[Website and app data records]
::::::
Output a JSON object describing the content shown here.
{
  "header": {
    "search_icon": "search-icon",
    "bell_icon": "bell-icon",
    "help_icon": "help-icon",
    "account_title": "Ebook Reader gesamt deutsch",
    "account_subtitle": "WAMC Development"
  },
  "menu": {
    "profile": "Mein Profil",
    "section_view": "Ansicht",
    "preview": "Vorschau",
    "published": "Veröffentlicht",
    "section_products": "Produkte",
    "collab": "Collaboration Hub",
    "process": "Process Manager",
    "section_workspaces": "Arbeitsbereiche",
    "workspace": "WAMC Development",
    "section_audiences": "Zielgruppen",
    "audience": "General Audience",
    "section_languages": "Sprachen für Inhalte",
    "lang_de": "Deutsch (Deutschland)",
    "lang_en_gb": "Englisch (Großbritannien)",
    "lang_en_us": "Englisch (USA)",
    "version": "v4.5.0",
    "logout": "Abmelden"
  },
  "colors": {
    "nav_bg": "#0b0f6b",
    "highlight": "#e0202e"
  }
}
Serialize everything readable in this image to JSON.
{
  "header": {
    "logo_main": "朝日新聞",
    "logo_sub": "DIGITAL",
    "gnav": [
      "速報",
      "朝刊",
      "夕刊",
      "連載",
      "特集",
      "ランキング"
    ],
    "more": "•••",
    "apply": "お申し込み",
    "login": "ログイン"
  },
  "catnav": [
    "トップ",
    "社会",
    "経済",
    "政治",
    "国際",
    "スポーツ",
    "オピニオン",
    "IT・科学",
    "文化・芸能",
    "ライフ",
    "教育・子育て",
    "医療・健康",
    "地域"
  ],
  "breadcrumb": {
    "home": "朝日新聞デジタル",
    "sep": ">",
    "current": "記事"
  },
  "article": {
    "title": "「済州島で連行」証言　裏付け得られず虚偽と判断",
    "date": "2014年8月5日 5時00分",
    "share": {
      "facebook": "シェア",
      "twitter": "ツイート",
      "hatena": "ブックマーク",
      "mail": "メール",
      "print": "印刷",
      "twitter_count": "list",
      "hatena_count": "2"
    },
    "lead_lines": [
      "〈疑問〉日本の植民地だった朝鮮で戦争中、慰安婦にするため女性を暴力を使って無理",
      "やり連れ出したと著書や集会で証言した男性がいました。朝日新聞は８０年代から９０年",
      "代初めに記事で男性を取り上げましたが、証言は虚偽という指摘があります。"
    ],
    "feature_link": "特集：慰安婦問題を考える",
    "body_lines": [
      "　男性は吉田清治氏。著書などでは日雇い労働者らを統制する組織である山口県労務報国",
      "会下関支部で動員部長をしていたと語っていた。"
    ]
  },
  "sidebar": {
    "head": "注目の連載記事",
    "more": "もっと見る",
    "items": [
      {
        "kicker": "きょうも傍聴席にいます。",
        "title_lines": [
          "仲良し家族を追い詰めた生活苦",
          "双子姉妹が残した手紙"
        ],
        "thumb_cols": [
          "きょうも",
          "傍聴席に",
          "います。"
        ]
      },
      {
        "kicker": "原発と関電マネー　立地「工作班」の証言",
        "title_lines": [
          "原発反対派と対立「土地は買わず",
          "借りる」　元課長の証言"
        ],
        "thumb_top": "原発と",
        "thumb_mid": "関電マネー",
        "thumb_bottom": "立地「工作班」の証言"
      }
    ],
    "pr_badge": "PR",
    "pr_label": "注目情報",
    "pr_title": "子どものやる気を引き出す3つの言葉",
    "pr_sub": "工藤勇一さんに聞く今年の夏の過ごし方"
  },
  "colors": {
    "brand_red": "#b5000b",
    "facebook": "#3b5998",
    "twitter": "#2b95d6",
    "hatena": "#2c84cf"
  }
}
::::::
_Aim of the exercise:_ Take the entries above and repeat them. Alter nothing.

_Exercise output:_
Output a JSON object describing the content shown here.
{
  "header": {
    "search_icon": "search-icon",
    "bell_icon": "bell-icon",
    "help_icon": "help-icon",
    "account_title": "Ebook Reader gesamt deutsch",
    "account_subtitle": "WAMC Development"
  },
  "menu": {
    "profile": "Mein Profil",
    "section_view": "Ansicht",
    "preview": "Vorschau",
    "published": "Veröffentlicht",
    "section_products": "Produkte",
    "collab": "Collaboration Hub",
    "process": "Process Manager",
    "section_workspaces": "Arbeitsbereiche",
    "workspace": "WAMC Development",
    "section_audiences": "Zielgruppen",
    "audience": "General Audience",
    "section_languages": "Sprachen für Inhalte",
    "lang_de": "Deutsch (Deutschland)",
    "lang_en_gb": "Englisch (Großbritannien)",
    "lang_en_us": "Englisch (USA)",
    "version": "v4.5.0",
    "logout": "Abmelden"
  },
  "colors": {
    "nav_bg": "#0b0f6b",
    "highlight": "#e0202e"
  }
}
Serialize everything readable in this image to JSON.
{
  "header": {
    "logo_main": "朝日新聞",
    "logo_sub": "DIGITAL",
    "gnav": [
      "速報",
      "朝刊",
      "夕刊",
      "連載",
      "特集",
      "ランキング"
    ],
    "more": "•••",
    "apply": "お申し込み",
    "login": "ログイン"
  },
  "catnav": [
    "トップ",
    "社会",
    "経済",
    "政治",
    "国際",
    "スポーツ",
    "オピニオン",
    "IT・科学",
    "文化・芸能",
    "ライフ",
    "教育・子育て",
    "医療・健康",
    "地域"
  ],
  "breadcrumb": {
    "home": "朝日新聞デジタル",
    "sep": ">",
    "current": "記事"
  },
  "article": {
    "title": "「済州島で連行」証言　裏付け得られず虚偽と判断",
    "date": "2014年8月5日 5時00分",
    "share": {
      "facebook": "シェア",
      "twitter": "ツイート",
      "hatena": "ブックマーク",
      "mail": "メール",
      "print": "印刷",
      "twitter_count": "list",
      "hatena_count": "2"
    },
    "lead_lines": [
      "〈疑問〉日本の植民地だった朝鮮で戦争中、慰安婦にするため女性を暴力を使って無理",
      "やり連れ出したと著書や集会で証言した男性がいました。朝日新聞は８０年代から９０年",
      "代初めに記事で男性を取り上げましたが、証言は虚偽という指摘があります。"
    ],
    "feature_link": "特集：慰安婦問題を考える",
    "body_lines": [
      "　男性は吉田清治氏。著書などでは日雇い労働者らを統制する組織である山口県労務報国",
      "会下関支部で動員部長をしていたと語っていた。"
    ]
  },
  "sidebar": {
    "head": "注目の連載記事",
    "more": "もっと見る",
    "items": [
      {
        "kicker": "きょうも傍聴席にいます。",
        "title_lines": [
          "仲良し家族を追い詰めた生活苦",
          "双子姉妹が残した手紙"
        ],
        "thumb_cols": [
          "きょうも",
          "傍聴席に",
          "います。"
        ]
      },
      {
        "kicker": "原発と関電マネー　立地「工作班」の証言",
        "title_lines": [
          "原発反対派と対立「土地は買わず",
          "借りる」　元課長の証言"
        ],
        "thumb_top": "原発と",
        "thumb_mid": "関電マネー",
        "thumb_bottom": "立地「工作班」の証言"
      }
    ],
    "pr_badge": "PR",
    "pr_label": "注目情報",
    "pr_title": "子どものやる気を引き出す3つの言葉",
    "pr_sub": "工藤勇一さんに聞く今年の夏の過ごし方"
  },
  "colors": {
    "brand_red": "#b5000b",
    "facebook": "#3b5998",
    "twitter": "#2b95d6",
    "hatena": "#2c84cf"
  }
}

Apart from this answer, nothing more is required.